By the 19th Century, the valley captured the artistic and creative imaginations of writers like Washington Irving of “Headless Horseman” fame, as well as a whole group of acclaimed painters who formed the Hudson River “school of art,” almost dedicating themselves to capturing in oils the primordial lushness of the region that was unequal to anything else they had seen in the world.
With the advent of the Erie Canal, which opened the Hudson Valley and New York City to commerce with the Midwest and Great Lakes Region, many industrial towns prospered and flourished.
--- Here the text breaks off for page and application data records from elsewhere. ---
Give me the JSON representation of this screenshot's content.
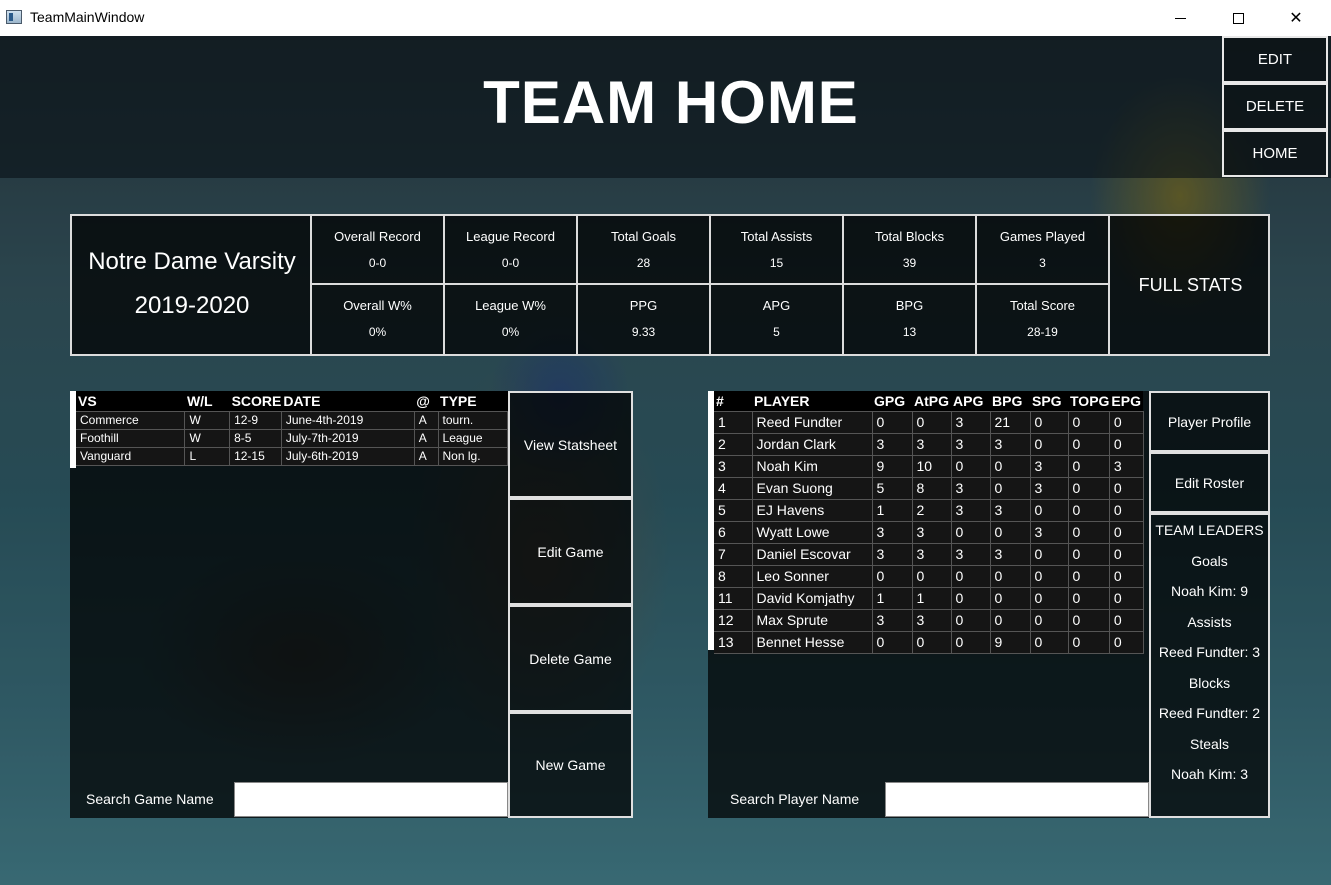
{
  "window": {
    "title": "TeamMainWindow"
  },
  "header": {
    "title": "TEAM HOME"
  },
  "side_buttons": {
    "edit": "EDIT",
    "delete": "DELETE",
    "home": "HOME"
  },
  "team": {
    "name": "Notre Dame Varsity",
    "season": "2019-2020"
  },
  "stats": [
    {
      "label": "Overall Record",
      "value": "0-0"
    },
    {
      "label": "League Record",
      "value": "0-0"
    },
    {
      "label": "Total Goals",
      "value": "28"
    },
    {
      "label": "Total Assists",
      "value": "15"
    },
    {
      "label": "Total Blocks",
      "value": "39"
    },
    {
      "label": "Games Played",
      "value": "3"
    },
    {
      "label": "Overall W%",
      "value": "0%"
    },
    {
      "label": "League W%",
      "value": "0%"
    },
    {
      "label": "PPG",
      "value": "9.33"
    },
    {
      "label": "APG",
      "value": "5"
    },
    {
      "label": "BPG",
      "value": "13"
    },
    {
      "label": "Total Score",
      "value": "28-19"
    }
  ],
  "full_stats_label": "FULL STATS",
  "games": {
    "columns": [
      "VS",
      "W/L",
      "SCORE",
      "DATE",
      "@",
      "TYPE"
    ],
    "rows": [
      [
        "Commerce",
        "W",
        "12-9",
        "June-4th-2019",
        "A",
        "tourn."
      ],
      [
        "Foothill",
        "W",
        "8-5",
        "July-7th-2019",
        "A",
        "League"
      ],
      [
        "Vanguard",
        "L",
        "12-15",
        "July-6th-2019",
        "A",
        "Non lg."
      ]
    ],
    "search_label": "Search Game Name",
    "search_value": ""
  },
  "game_buttons": {
    "view": "View Statsheet",
    "edit": "Edit Game",
    "delete": "Delete Game",
    "new": "New Game"
  },
  "players": {
    "columns": [
      "#",
      "PLAYER",
      "GPG",
      "AtPG",
      "APG",
      "BPG",
      "SPG",
      "TOPG",
      "EPG"
    ],
    "rows": [
      [
        "1",
        "Reed Fundter",
        "0",
        "0",
        "3",
        "21",
        "0",
        "0",
        "0"
      ],
      [
        "2",
        "Jordan Clark",
        "3",
        "3",
        "3",
        "3",
        "0",
        "0",
        "0"
      ],
      [
        "3",
        "Noah Kim",
        "9",
        "10",
        "0",
        "0",
        "3",
        "0",
        "3"
      ],
      [
        "4",
        "Evan Suong",
        "5",
        "8",
        "3",
        "0",
        "3",
        "0",
        "0"
      ],
      [
        "5",
        "EJ Havens",
        "1",
        "2",
        "3",
        "3",
        "0",
        "0",
        "0"
      ],
      [
        "6",
        "Wyatt Lowe",
        "3",
        "3",
        "0",
        "0",
        "3",
        "0",
        "0"
      ],
      [
        "7",
        "Daniel Escovar",
        "3",
        "3",
        "3",
        "3",
        "0",
        "0",
        "0"
      ],
      [
        "8",
        "Leo Sonner",
        "0",
        "0",
        "0",
        "0",
        "0",
        "0",
        "0"
      ],
      [
        "11",
        "David Komjathy",
        "1",
        "1",
        "0",
        "0",
        "0",
        "0",
        "0"
      ],
      [
        "12",
        "Max Sprute",
        "3",
        "3",
        "0",
        "0",
        "0",
        "0",
        "0"
      ],
      [
        "13",
        "Bennet Hesse",
        "0",
        "0",
        "0",
        "9",
        "0",
        "0",
        "0"
      ]
    ],
    "search_label": "Search Player Name",
    "search_value": ""
  },
  "player_buttons": {
    "profile": "Player Profile",
    "roster": "Edit Roster"
  },
  "leaders": {
    "title": "TEAM LEADERS",
    "goals_label": "Goals",
    "goals_value": "Noah Kim: 9",
    "assists_label": "Assists",
    "assists_value": "Reed Fundter: 3",
    "blocks_label": "Blocks",
    "blocks_value": "Reed Fundter: 2",
    "steals_label": "Steals",
    "steals_value": "Noah Kim: 3"
  }
}
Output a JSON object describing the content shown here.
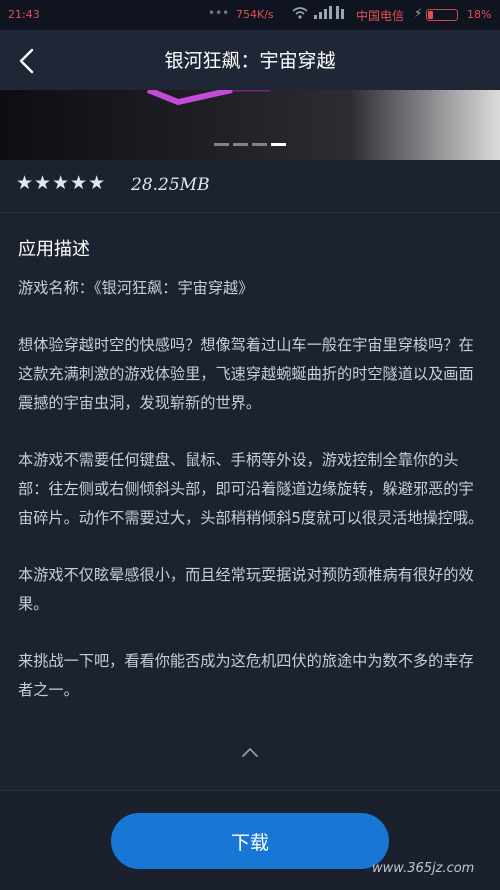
{
  "status_bar": {
    "time": "21:43",
    "speed": "754K/s",
    "carrier": "中国电信",
    "battery_percent": "18%",
    "battery_level": 0.18,
    "icons": [
      "dots-icon",
      "wifi-icon",
      "signal-icon",
      "charging-icon",
      "battery-icon"
    ]
  },
  "header": {
    "title": "银河狂飙：宇宙穿越",
    "back_icon": "chevron-left-icon"
  },
  "banner": {
    "dots_count": 4,
    "active_dot": 3,
    "accent_color": "#c34bd6"
  },
  "info": {
    "rating_stars": "★★★★★",
    "rating_value": 5,
    "size": "28.25MB"
  },
  "description": {
    "title": "应用描述",
    "paragraphs": [
      "游戏名称：《银河狂飙：宇宙穿越》",
      "想体验穿越时空的快感吗？想像驾着过山车一般在宇宙里穿梭吗？在这款充满刺激的游戏体验里，飞速穿越蜿蜒曲折的时空隧道以及画面震撼的宇宙虫洞，发现崭新的世界。",
      "本游戏不需要任何键盘、鼠标、手柄等外设，游戏控制全靠你的头部：往左侧或右侧倾斜头部，即可沿着隧道边缘旋转，躲避邪恶的宇宙碎片。动作不需要过大，头部稍稍倾斜5度就可以很灵活地操控哦。",
      "本游戏不仅眩晕感很小，而且经常玩耍据说对预防颈椎病有很好的效果。",
      "来挑战一下吧，看看你能否成为这危机四伏的旅途中为数不多的幸存者之一。"
    ],
    "collapse_icon": "chevron-up-icon"
  },
  "footer": {
    "download_label": "下载",
    "button_color": "#1877d4",
    "watermark": "www.365jz.com"
  }
}
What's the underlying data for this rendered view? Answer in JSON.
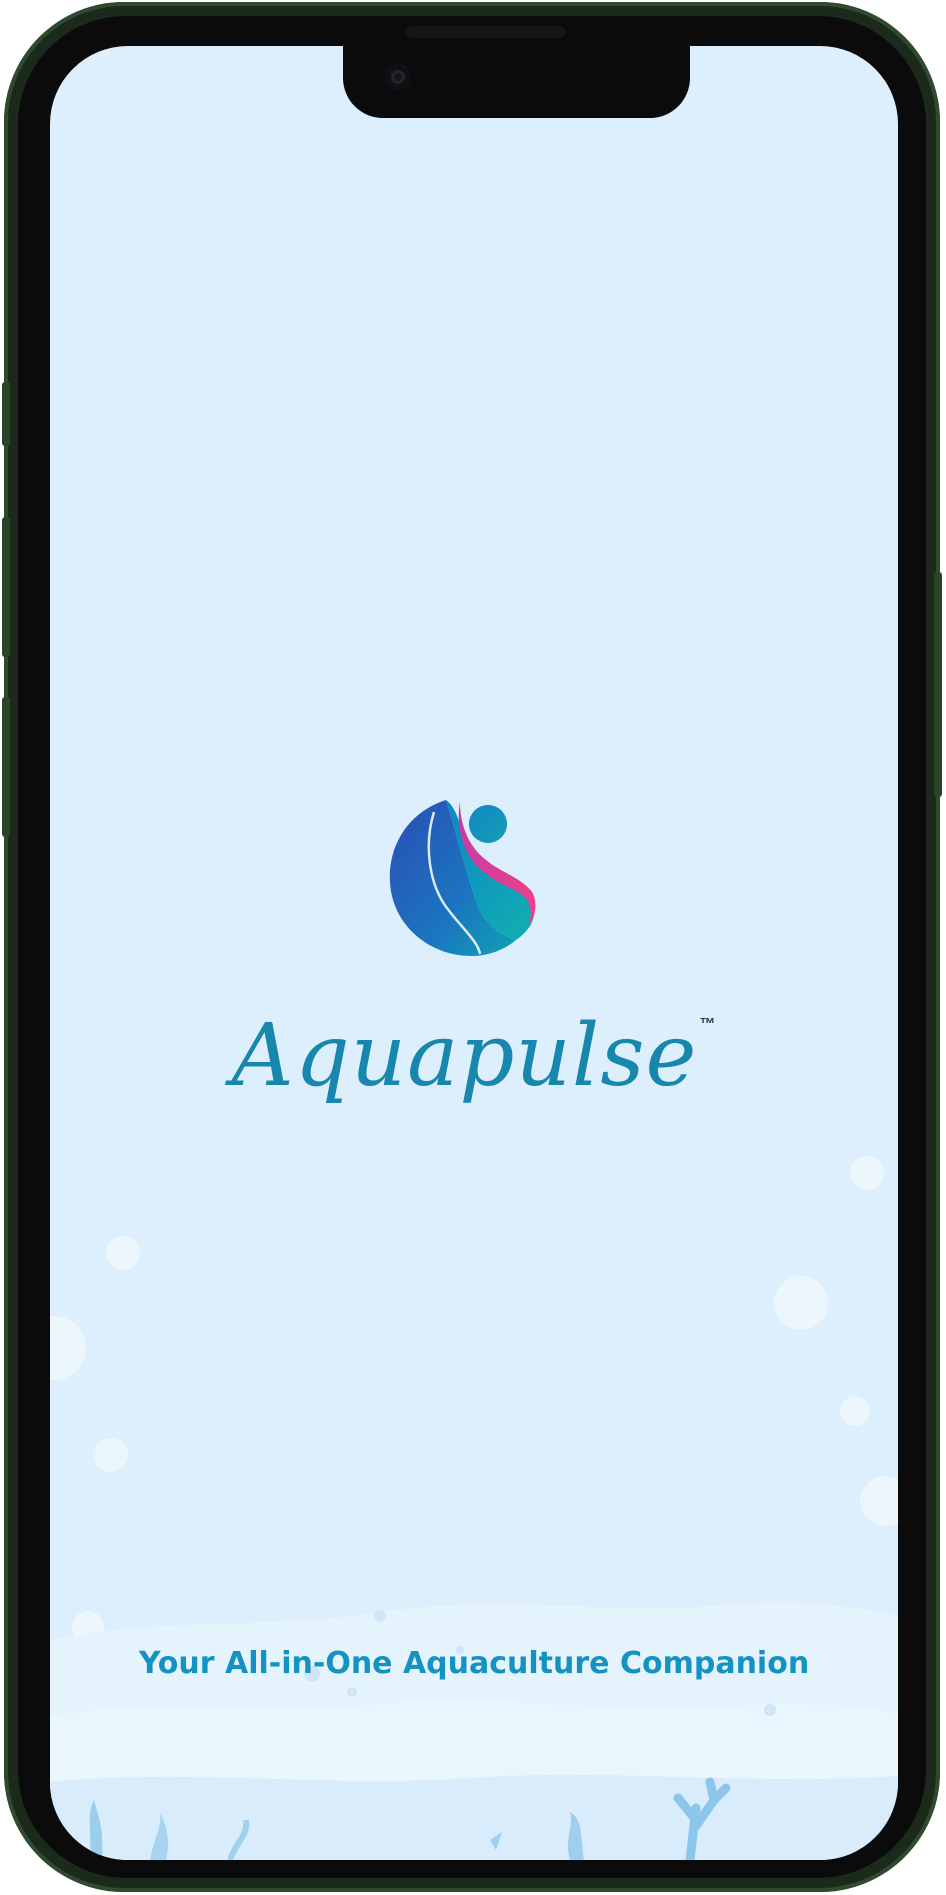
{
  "app": {
    "name": "Aquapulse",
    "trademark": "™",
    "tagline": "Your All-in-One Aquaculture Companion"
  },
  "icons": {
    "logo": "aquapulse-wave-logo-icon",
    "camera": "front-camera-icon"
  },
  "colors": {
    "background": "#ddeefc",
    "brand_text": "#1787ad",
    "tagline_text": "#1492c2",
    "logo_blue": "#1f5fb8",
    "logo_teal": "#0fa3b3",
    "logo_pink": "#e0388a",
    "device_frame": "#1c2a1c"
  }
}
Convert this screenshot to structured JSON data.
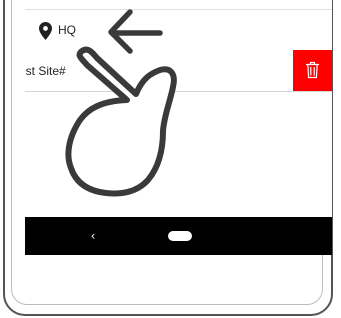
{
  "location": {
    "label": "HQ",
    "icon": "map-pin-icon"
  },
  "site_row": {
    "label": "est Site#",
    "delete_icon": "trash-icon",
    "delete_color": "#ff0000"
  },
  "nav_bar": {
    "back_glyph": "‹",
    "back_icon": "back-icon",
    "home_icon": "home-pill"
  },
  "gesture_hint": {
    "icon": "swipe-left-hand-icon",
    "arrow_icon": "left-arrow-icon"
  }
}
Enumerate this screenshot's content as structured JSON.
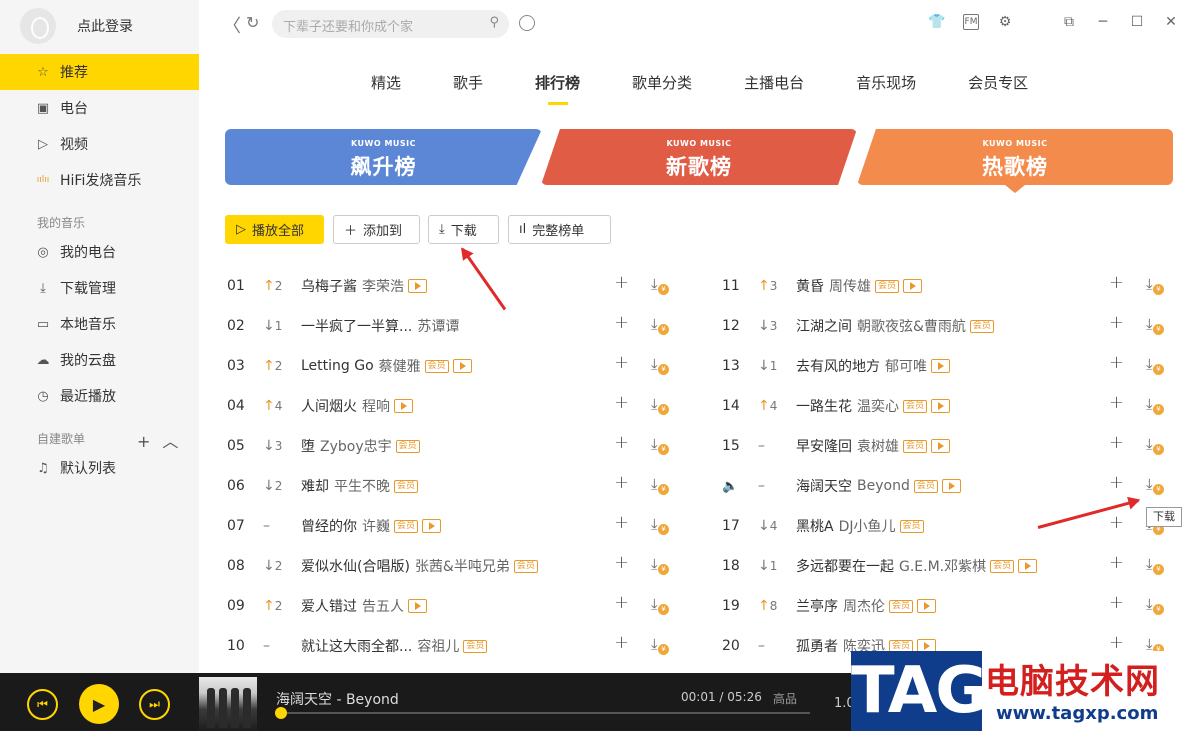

While the 20th Century saw the demise of many of these towns, the beauty that so captured the hearts and minds of all who ventured here, remains. (For more information, visit www.wikipedia.com.)
To perpetuate all of the region’s rich cultural and historical heritage, the Historic Hudson Valley organization was established in the 1950’s, and now represents six historic landmarks including Kykuit in Tarrytown (Rockefeller estate), Sunnyside in Irvington (former home of Washington Irving), Van Cortlandt Manor in Croton-on-Hudson (an 18th Century residence), Philipsburg Manor in Sleepy Hollow (an 18th Century mill and estate), Union Church in Tarrytown (features stained glass windows by Chagall and Matisse) and Montgomery Place (a 380-acre estate and architectural masterpiece originally owned by the Andrew Jackson Downing). All restoration sites provide an annual calendar full of interesting things to see and do, as well as seasonal activities and holiday celebrations.
(Visit www.hudsonvalley.org for a Calendar of Events and a detailed list of things to see and do. Also visit the Hudson Valley Gateway Chamber of Commerce located in downtown Peekskill at One South Division Street (737-3600 or www.hvgatewaychamber.com).